Then I thought of my students… They still believe… in their stories, that they will be published, and that they will earn a living wage as a storyteller.
I, too, have held similar dreams. I’ve walked that path. I know what’s waiting at the top of the “storyteller” mountain: unexpectedly more mountain.
It is what it is.
The Answer is Within
After much flip-flopping, asking friends and family their opinions, and creating a pro and con list, I know that now is the time. I can’t exactly tell you why now versus six months from now or a year from now or five years from now, but I know—because it wakes me up at four in the morning (my bestie can attest to our 4 a.m. texting)—that the timing is now.
So, if now is the time, what current strengths and resources do I have to help me accomplish this goal?
Cataloguing a realistic list took even more time, but I got there. I have a working plan. I’ve put my family on notice. Everyone knows they will have to step up. I’m even surprised by their level of support and the words of encouragement from my friends who have said this seems like a natural next step for me.
Leaning in… to me
I’m excited because this feels right AND I’ve taken the time to draw up a plan. I have support, and equally important, my expectations are managed. For ten weeks, there will be late nights and early mornings.
I. Cannot. Do. It. All. Not all at once. So, I’m going to give myself the grace to juggle less balls. Somethings will have to wait.

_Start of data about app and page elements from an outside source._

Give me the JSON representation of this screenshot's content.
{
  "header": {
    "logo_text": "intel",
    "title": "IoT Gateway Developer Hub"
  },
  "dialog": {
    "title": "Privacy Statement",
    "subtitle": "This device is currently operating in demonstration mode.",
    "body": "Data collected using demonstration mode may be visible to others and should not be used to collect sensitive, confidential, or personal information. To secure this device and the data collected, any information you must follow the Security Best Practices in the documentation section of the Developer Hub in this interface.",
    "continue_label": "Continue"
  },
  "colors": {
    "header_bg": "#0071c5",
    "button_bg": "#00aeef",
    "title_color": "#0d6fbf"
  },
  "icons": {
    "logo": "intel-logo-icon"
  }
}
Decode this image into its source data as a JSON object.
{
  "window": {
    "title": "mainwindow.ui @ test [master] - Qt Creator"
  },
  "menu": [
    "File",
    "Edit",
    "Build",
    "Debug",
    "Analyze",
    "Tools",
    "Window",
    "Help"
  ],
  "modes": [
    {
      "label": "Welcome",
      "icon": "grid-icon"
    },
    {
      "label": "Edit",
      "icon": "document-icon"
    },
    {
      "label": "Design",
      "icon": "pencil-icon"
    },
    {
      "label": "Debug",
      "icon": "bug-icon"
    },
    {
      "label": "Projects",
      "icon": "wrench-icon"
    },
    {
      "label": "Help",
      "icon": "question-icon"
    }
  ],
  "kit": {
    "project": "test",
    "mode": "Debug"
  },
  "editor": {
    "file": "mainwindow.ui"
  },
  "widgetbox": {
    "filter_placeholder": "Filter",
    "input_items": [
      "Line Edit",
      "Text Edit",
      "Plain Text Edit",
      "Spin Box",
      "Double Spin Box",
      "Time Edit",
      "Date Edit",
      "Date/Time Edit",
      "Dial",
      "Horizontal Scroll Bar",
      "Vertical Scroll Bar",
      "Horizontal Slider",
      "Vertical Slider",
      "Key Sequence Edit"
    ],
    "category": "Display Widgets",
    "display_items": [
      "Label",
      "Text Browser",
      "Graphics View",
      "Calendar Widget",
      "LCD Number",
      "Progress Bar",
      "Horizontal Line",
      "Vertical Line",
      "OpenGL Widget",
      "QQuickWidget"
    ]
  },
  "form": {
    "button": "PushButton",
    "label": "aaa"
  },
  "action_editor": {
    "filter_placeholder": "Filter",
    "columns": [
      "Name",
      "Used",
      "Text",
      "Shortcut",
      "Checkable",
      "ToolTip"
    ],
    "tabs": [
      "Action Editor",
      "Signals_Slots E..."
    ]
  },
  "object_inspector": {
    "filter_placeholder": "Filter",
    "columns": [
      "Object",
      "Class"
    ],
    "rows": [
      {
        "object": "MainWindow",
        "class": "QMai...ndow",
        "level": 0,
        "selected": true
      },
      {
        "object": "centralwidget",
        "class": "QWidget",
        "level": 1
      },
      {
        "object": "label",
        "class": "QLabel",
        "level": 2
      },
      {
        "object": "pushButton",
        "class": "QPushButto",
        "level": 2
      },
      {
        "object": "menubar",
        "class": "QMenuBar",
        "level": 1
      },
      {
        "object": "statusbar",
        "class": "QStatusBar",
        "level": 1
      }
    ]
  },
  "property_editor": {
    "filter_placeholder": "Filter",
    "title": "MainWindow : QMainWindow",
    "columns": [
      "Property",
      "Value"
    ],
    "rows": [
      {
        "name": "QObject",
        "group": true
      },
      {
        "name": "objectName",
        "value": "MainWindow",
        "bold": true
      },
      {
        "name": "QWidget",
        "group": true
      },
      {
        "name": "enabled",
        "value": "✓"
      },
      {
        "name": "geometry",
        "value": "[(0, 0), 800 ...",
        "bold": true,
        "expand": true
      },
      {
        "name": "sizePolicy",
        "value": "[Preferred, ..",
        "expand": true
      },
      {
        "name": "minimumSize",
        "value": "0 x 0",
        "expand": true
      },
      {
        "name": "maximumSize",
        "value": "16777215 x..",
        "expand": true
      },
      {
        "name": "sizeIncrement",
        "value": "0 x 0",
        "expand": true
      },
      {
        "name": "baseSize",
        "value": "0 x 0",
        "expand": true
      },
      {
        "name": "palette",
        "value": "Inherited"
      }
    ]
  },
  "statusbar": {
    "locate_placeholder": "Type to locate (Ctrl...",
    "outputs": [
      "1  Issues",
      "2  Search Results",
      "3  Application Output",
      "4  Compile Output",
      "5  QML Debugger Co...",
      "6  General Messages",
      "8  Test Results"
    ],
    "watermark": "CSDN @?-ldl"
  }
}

Even though I know that at the top of the mountain is more mountain, I can’t deny the contagious excitement and positive energy that fills me.